The expected result is the full set of records, copied precisely, with images dropped.

--- Given data Enclosed Below ---

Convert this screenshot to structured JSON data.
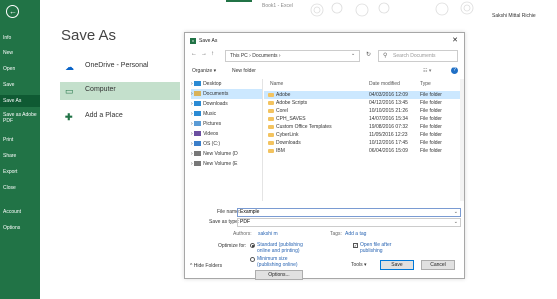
{
  "window": {
    "doc_title": "Book1 - Excel",
    "user_name": "Sakshi Mittal Richie"
  },
  "sidebar": {
    "items": [
      "Info",
      "New",
      "Open",
      "Save",
      "Save As",
      "Save as Adobe PDF",
      "Print",
      "Share",
      "Export",
      "Close",
      "Account",
      "Options"
    ],
    "active": "Save As"
  },
  "main": {
    "title": "Save As",
    "places": [
      {
        "label": "OneDrive - Personal",
        "icon": "cloud-icon"
      },
      {
        "label": "Computer",
        "icon": "computer-icon"
      },
      {
        "label": "Add a Place",
        "icon": "plus-icon"
      }
    ]
  },
  "dialog": {
    "title": "Save As",
    "breadcrumb": "This PC › Documents ›",
    "search_placeholder": "Search Documents",
    "toolbar": {
      "organize": "Organize ▾",
      "new_folder": "New folder"
    },
    "tree": [
      "Desktop",
      "Documents",
      "Downloads",
      "Music",
      "Pictures",
      "Videos",
      "OS (C:)",
      "New Volume (D",
      "New Volume (E"
    ],
    "columns": {
      "name": "Name",
      "date": "Date modified",
      "type": "Type"
    },
    "files": [
      {
        "name": "Adobe",
        "date": "04/03/2016 12:09",
        "type": "File folder"
      },
      {
        "name": "Adobe Scripts",
        "date": "04/12/2016 13:45",
        "type": "File folder"
      },
      {
        "name": "Corel",
        "date": "10/10/2015 21:26",
        "type": "File folder"
      },
      {
        "name": "CPH_SAVES",
        "date": "14/07/2016 15:34",
        "type": "File folder"
      },
      {
        "name": "Custom Office Templates",
        "date": "19/08/2016 07:32",
        "type": "File folder"
      },
      {
        "name": "CyberLink",
        "date": "11/05/2016 12:23",
        "type": "File folder"
      },
      {
        "name": "Downloads",
        "date": "10/12/2016 17:45",
        "type": "File folder"
      },
      {
        "name": "IBM",
        "date": "06/04/2016 15:09",
        "type": "File folder"
      }
    ],
    "file_name_label": "File name:",
    "file_name_value": "Example",
    "save_type_label": "Save as type:",
    "save_type_value": "PDF",
    "authors_label": "Authors:",
    "authors_value": "sakshi m",
    "tags_label": "Tags:",
    "tags_value": "Add a tag",
    "optimize_label": "Optimize for:",
    "opt_standard": "Standard (publishing online and printing)",
    "opt_minimum": "Minimum size (publishing online)",
    "open_after": "Open file after publishing",
    "options_button": "Options...",
    "hide_folders": "Hide Folders",
    "tools": "Tools ▾",
    "save": "Save",
    "cancel": "Cancel"
  },
  "colors": {
    "accent": "#217346",
    "selection": "#cce8ff"
  }
}
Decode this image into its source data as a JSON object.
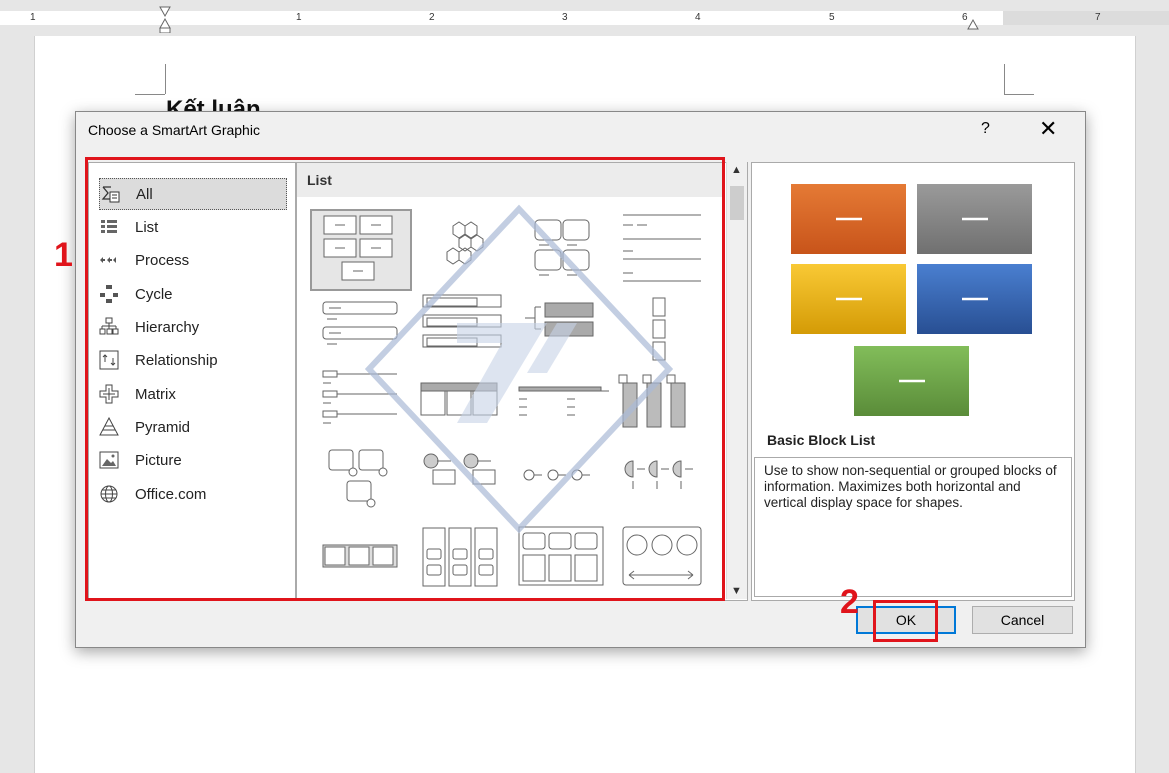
{
  "ruler": {
    "numbers": [
      "1",
      "1",
      "2",
      "3",
      "4",
      "5",
      "6",
      "7"
    ]
  },
  "document": {
    "heading_partial": "Kết luận"
  },
  "dialog": {
    "title": "Choose a SmartArt Graphic",
    "help": "?",
    "close": "✕",
    "categories": [
      {
        "label": "All",
        "icon": "all-icon",
        "selected": true
      },
      {
        "label": "List",
        "icon": "list-icon"
      },
      {
        "label": "Process",
        "icon": "process-icon"
      },
      {
        "label": "Cycle",
        "icon": "cycle-icon"
      },
      {
        "label": "Hierarchy",
        "icon": "hierarchy-icon"
      },
      {
        "label": "Relationship",
        "icon": "relationship-icon"
      },
      {
        "label": "Matrix",
        "icon": "matrix-icon"
      },
      {
        "label": "Pyramid",
        "icon": "pyramid-icon"
      },
      {
        "label": "Picture",
        "icon": "picture-icon"
      },
      {
        "label": "Office.com",
        "icon": "globe-icon"
      }
    ],
    "gallery_header": "List",
    "preview": {
      "colors": [
        "#e57a35",
        "#8c8c8c",
        "#f4b417",
        "#3a6bb5",
        "#71a84b"
      ],
      "title": "Basic Block List",
      "description": "Use to show non-sequential or grouped blocks of information. Maximizes both horizontal and vertical display space for shapes."
    },
    "ok_label": "OK",
    "cancel_label": "Cancel"
  },
  "annotations": {
    "marker1": "1",
    "marker2": "2",
    "accent": "#e0141b"
  }
}
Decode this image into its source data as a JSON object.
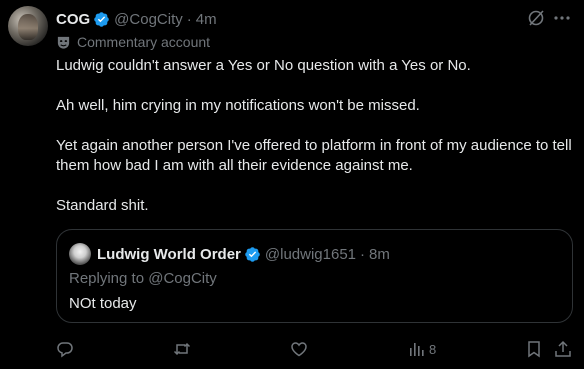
{
  "post": {
    "display_name": "COG",
    "handle": "@CogCity",
    "separator": "·",
    "time": "4m",
    "label": "Commentary account",
    "paragraphs": [
      "Ludwig couldn't answer a Yes or No question with a Yes or No.",
      "Ah well, him crying in my notifications won't be missed.",
      "Yet again another person I've offered to platform in front of my audience to tell them how bad I am with all their evidence against me.",
      "Standard shit."
    ]
  },
  "quote": {
    "display_name": "Ludwig World Order",
    "handle": "@ludwig1651",
    "separator": "·",
    "time": "8m",
    "replying_to": "Replying to @CogCity",
    "text": "NOt today"
  },
  "actions": {
    "views_count": "8"
  },
  "colors": {
    "background": "#000000",
    "text_primary": "#e7e9ea",
    "text_secondary": "#71767b",
    "verified_blue": "#1d9bf0",
    "border": "#2f3336"
  }
}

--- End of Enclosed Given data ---

# Written solution:
Convert this screenshot to structured JSON data.
{
  "window": {
    "doc_title": "Book1 - Excel",
    "user_name": "Sakshi Mittal Richie"
  },
  "sidebar": {
    "items": [
      "Info",
      "New",
      "Open",
      "Save",
      "Save As",
      "Save as Adobe PDF",
      "Print",
      "Share",
      "Export",
      "Close",
      "Account",
      "Options"
    ],
    "active": "Save As"
  },
  "main": {
    "title": "Save As",
    "places": [
      {
        "label": "OneDrive - Personal",
        "icon": "cloud-icon"
      },
      {
        "label": "Computer",
        "icon": "computer-icon"
      },
      {
        "label": "Add a Place",
        "icon": "plus-icon"
      }
    ]
  },
  "dialog": {
    "title": "Save As",
    "breadcrumb": "This PC › Documents ›",
    "search_placeholder": "Search Documents",
    "toolbar": {
      "organize": "Organize ▾",
      "new_folder": "New folder"
    },
    "tree": [
      "Desktop",
      "Documents",
      "Downloads",
      "Music",
      "Pictures",
      "Videos",
      "OS (C:)",
      "New Volume (D",
      "New Volume (E"
    ],
    "columns": {
      "name": "Name",
      "date": "Date modified",
      "type": "Type"
    },
    "files": [
      {
        "name": "Adobe",
        "date": "04/03/2016 12:09",
        "type": "File folder"
      },
      {
        "name": "Adobe Scripts",
        "date": "04/12/2016 13:45",
        "type": "File folder"
      },
      {
        "name": "Corel",
        "date": "10/10/2015 21:26",
        "type": "File folder"
      },
      {
        "name": "CPH_SAVES",
        "date": "14/07/2016 15:34",
        "type": "File folder"
      },
      {
        "name": "Custom Office Templates",
        "date": "19/08/2016 07:32",
        "type": "File folder"
      },
      {
        "name": "CyberLink",
        "date": "11/05/2016 12:23",
        "type": "File folder"
      },
      {
        "name": "Downloads",
        "date": "10/12/2016 17:45",
        "type": "File folder"
      },
      {
        "name": "IBM",
        "date": "06/04/2016 15:09",
        "type": "File folder"
      }
    ],
    "file_name_label": "File name:",
    "file_name_value": "Example",
    "save_type_label": "Save as type:",
    "save_type_value": "PDF",
    "authors_label": "Authors:",
    "authors_value": "sakshi m",
    "tags_label": "Tags:",
    "tags_value": "Add a tag",
    "optimize_label": "Optimize for:",
    "opt_standard": "Standard (publishing online and printing)",
    "opt_minimum": "Minimum size (publishing online)",
    "open_after": "Open file after publishing",
    "options_button": "Options...",
    "hide_folders": "Hide Folders",
    "tools": "Tools ▾",
    "save": "Save",
    "cancel": "Cancel"
  },
  "colors": {
    "accent": "#217346",
    "selection": "#cce8ff"
  }
}
Decode this image into its source data as a JSON object.
{
  "ruler": {
    "numbers": [
      "1",
      "1",
      "2",
      "3",
      "4",
      "5",
      "6",
      "7"
    ]
  },
  "document": {
    "heading_partial": "Kết luận"
  },
  "dialog": {
    "title": "Choose a SmartArt Graphic",
    "help": "?",
    "close": "✕",
    "categories": [
      {
        "label": "All",
        "icon": "all-icon",
        "selected": true
      },
      {
        "label": "List",
        "icon": "list-icon"
      },
      {
        "label": "Process",
        "icon": "process-icon"
      },
      {
        "label": "Cycle",
        "icon": "cycle-icon"
      },
      {
        "label": "Hierarchy",
        "icon": "hierarchy-icon"
      },
      {
        "label": "Relationship",
        "icon": "relationship-icon"
      },
      {
        "label": "Matrix",
        "icon": "matrix-icon"
      },
      {
        "label": "Pyramid",
        "icon": "pyramid-icon"
      },
      {
        "label": "Picture",
        "icon": "picture-icon"
      },
      {
        "label": "Office.com",
        "icon": "globe-icon"
      }
    ],
    "gallery_header": "List",
    "preview": {
      "colors": [
        "#e57a35",
        "#8c8c8c",
        "#f4b417",
        "#3a6bb5",
        "#71a84b"
      ],
      "title": "Basic Block List",
      "description": "Use to show non-sequential or grouped blocks of information. Maximizes both horizontal and vertical display space for shapes."
    },
    "ok_label": "OK",
    "cancel_label": "Cancel"
  },
  "annotations": {
    "marker1": "1",
    "marker2": "2",
    "accent": "#e0141b"
  }
}
Decode this image into its source data as a JSON object.
{
  "post": {
    "display_name": "COG",
    "handle": "@CogCity",
    "separator": "·",
    "time": "4m",
    "label": "Commentary account",
    "paragraphs": [
      "Ludwig couldn't answer a Yes or No question with a Yes or No.",
      "Ah well, him crying in my notifications won't be missed.",
      "Yet again another person I've offered to platform in front of my audience to tell them how bad I am with all their evidence against me.",
      "Standard shit."
    ]
  },
  "quote": {
    "display_name": "Ludwig World Order",
    "handle": "@ludwig1651",
    "separator": "·",
    "time": "8m",
    "replying_to": "Replying to @CogCity",
    "text": "NOt today"
  },
  "actions": {
    "views_count": "8"
  },
  "colors": {
    "background": "#000000",
    "text_primary": "#e7e9ea",
    "text_secondary": "#71767b",
    "verified_blue": "#1d9bf0",
    "border": "#2f3336"
  }
}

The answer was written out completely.